Summer Martial Arts Camp Overview

Martial Arts camps not only bring in necessary additional income but they also provide a vehicle for gaining new students as well as keeping current students interested and involved. 

In addition to the camp at your school, you can contact private schools in your area that run summer camps and YMCA’s , country clubs, etc. I usually run three camps every summer. 

My gross revenues from these camps are about $10,000-$12,000 from June through August. Here’s how to do it!

Step One—Plan your time
Figure out the best week or weeks to run your camp. Generally, I have found the second or third week of August to be best. 

This is when summer activities are winding down and the kids are home driving mom crazy while school is a few weeks away. Look at your schedule and block out four hours after the noon hour. 

This is usually an unproductive part of the day for most schools. My children’s classes are shortly thereafter, so I allow my regular students to stay for their class—Mom is happy and my attendance stays up.

Step Two—Create your curriculum
Create a curriculum that is different and exciting to your camp participants. Don’t just do martial arts and expect a big turnout the following year! Your curriculum must be appealing to your campers, but most importantly, their parents.

On a sheet of paper, or schedule pad mark 15 minute intervals down the left side of your page. To the right of each 15 minutes you will place the activity, including breaks. It is very important that you account for every minute. 

Do not leave any blanks! I start the day with a fun warm-up. Try to stay away from the same old “Jumping jacks—ten down the first row”. Use music, use props, get creative!

The rest of the day is filled with martial arts (one hour max), character education, aerobic Kickboxing, circuit training, conflict resolution, games, contests , musical forms, creative combinations, and other fun activities. As you begin to plan each day it becomes easier and easier. Do not try to “wing it”! Careful planning for each day is essential.Step Three—Market your camp.

When it comes to marketing, put on your thinking caps. You have a ready-made market right in your school. Most of my camp participants are my current students. 

Ask your students to bring a friend to summer camp (give them a few brochures to give to their friends). You’ll be surprised at the response. 

Also, mom generally plans the activities for the summer. Leave brochures where moms frequent such as beauty shops, tanning parlors, pre-schools, day care centers, grocery stores, dry cleaners, etc. 

Finally, don’t forget about networking. It really works! For example, I do not use newspaper, radio or TV to advertise my camps.

Step Four—Sign Up Campers
Sign up forms with payment in advance is crucial to your planning. You will need to make preparations for awards, prizes, T-shirts, snacks and various supply items. 

One week prior to your camp, send out letters to campers and parents describing your curriculum, drop-off and pick-up times and other pertinent details that will make life simple for you and your campers. I require a waiver and medical releases as well as emergency numbers so that I can reach a parent or guardian if necessary. 

I will not allow a camper to leave with anyone other than their parents unless arrangements are made in advance and in writing. 
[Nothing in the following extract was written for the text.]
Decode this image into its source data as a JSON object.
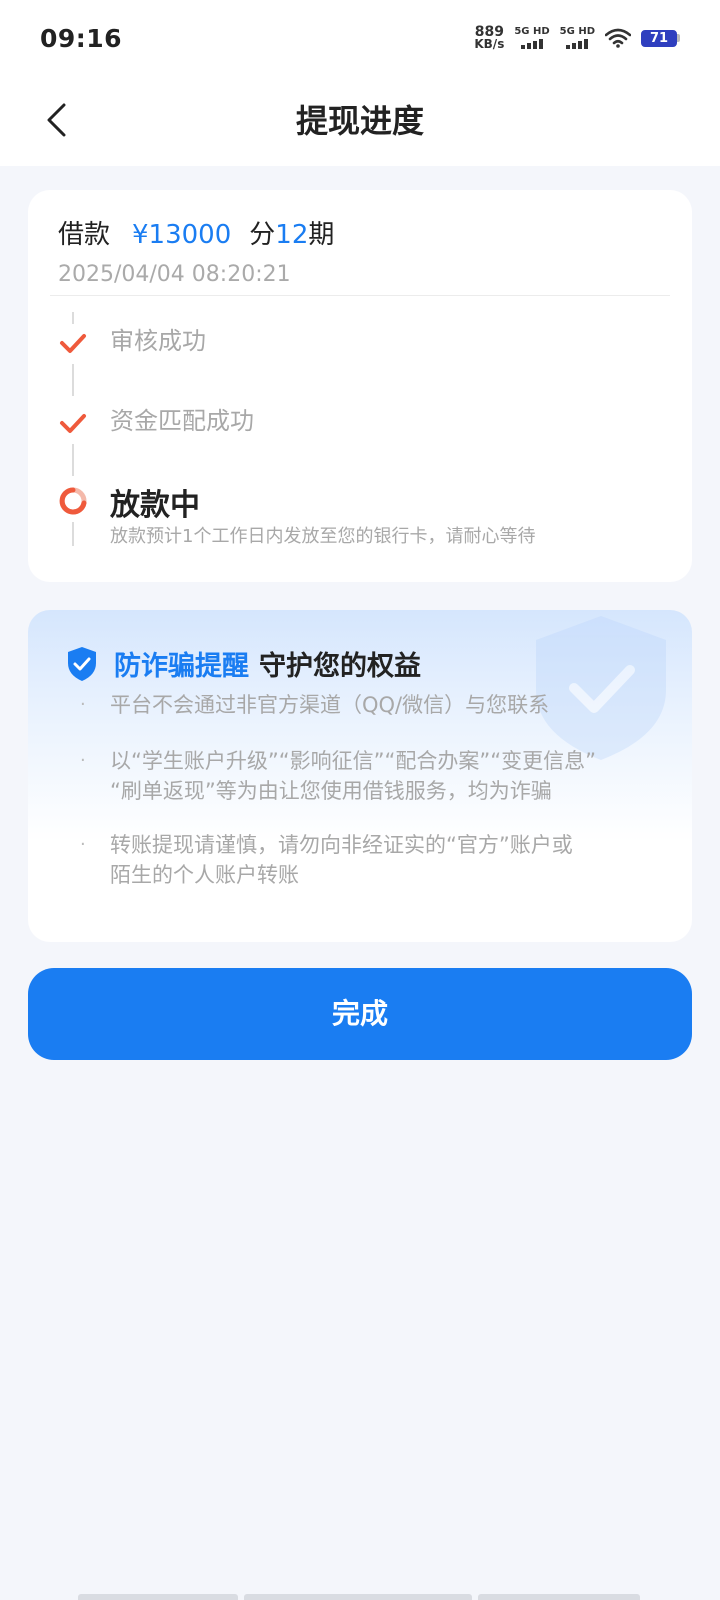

Also, I generally have a couple of teenage black belts as assistants the ratio I like to keep is one assistant for every ten campers.

Success starts on the first day

Set the tone immediately. To begin with, I have everyone sit in a straight line and introduce themselves. Then, I explain my rules. No running, no talking when I am talking or teaching. 

And stay away from mirrors and windows. That’s it! Simple yet it sets the tone. Remember it’s a camp and you want to make sure they are going to have fun.

Each year, I hand out a different camp T-shirt. To help with this I have a “design our camp T-shirt contest” well in advance of my camp and the winner gets a free T-shirt. I do not have the kids wear uniforms and shoes are allowed.

To really ensure that you have a successful camp and make a good impression, make sure that you start your curriculum on time and stick to your schedule. 

Another suggestion is to include a couple of 15-minute breaks so the kids can get snacks and drinks. At the end of the day make certain that the children have a handout to take home with them. 

I like handouts about home rules, conflict resolution, character education, etc. Talk to the parents when they arrive to pick-up their kids. Tell them what you covered and how much fun you had with their kids.

A lasting impression is made on the final day
The final day needs to be the best and most memorable day for the campers. After all, you want as many non-students to continue at your school as possible. You also want to build repeat business for next year’s camp. 

On the last day, I have a tournament and graduation. The tournament consists of judging their creative combinations, simple and easy board breaking, and fun sparring with the counselors and me. To make sure the parents are part of this, I send invitations home with the kids a few days before the last day.

I have all of the campers demonstrate what they learned as a graduation. They all receive a nice frameable certificate and those that have never experienced martial arts at your school, receive a gold belt with a white stripe down the center (a non-rank at my school). 

Remember, make it fun, exciting and memorable. By doing so you are creating great word of mouth advertising. Finally, I hand out an invitation to a “Bring A Friend” class that I schedule within the next two weeks following the camp.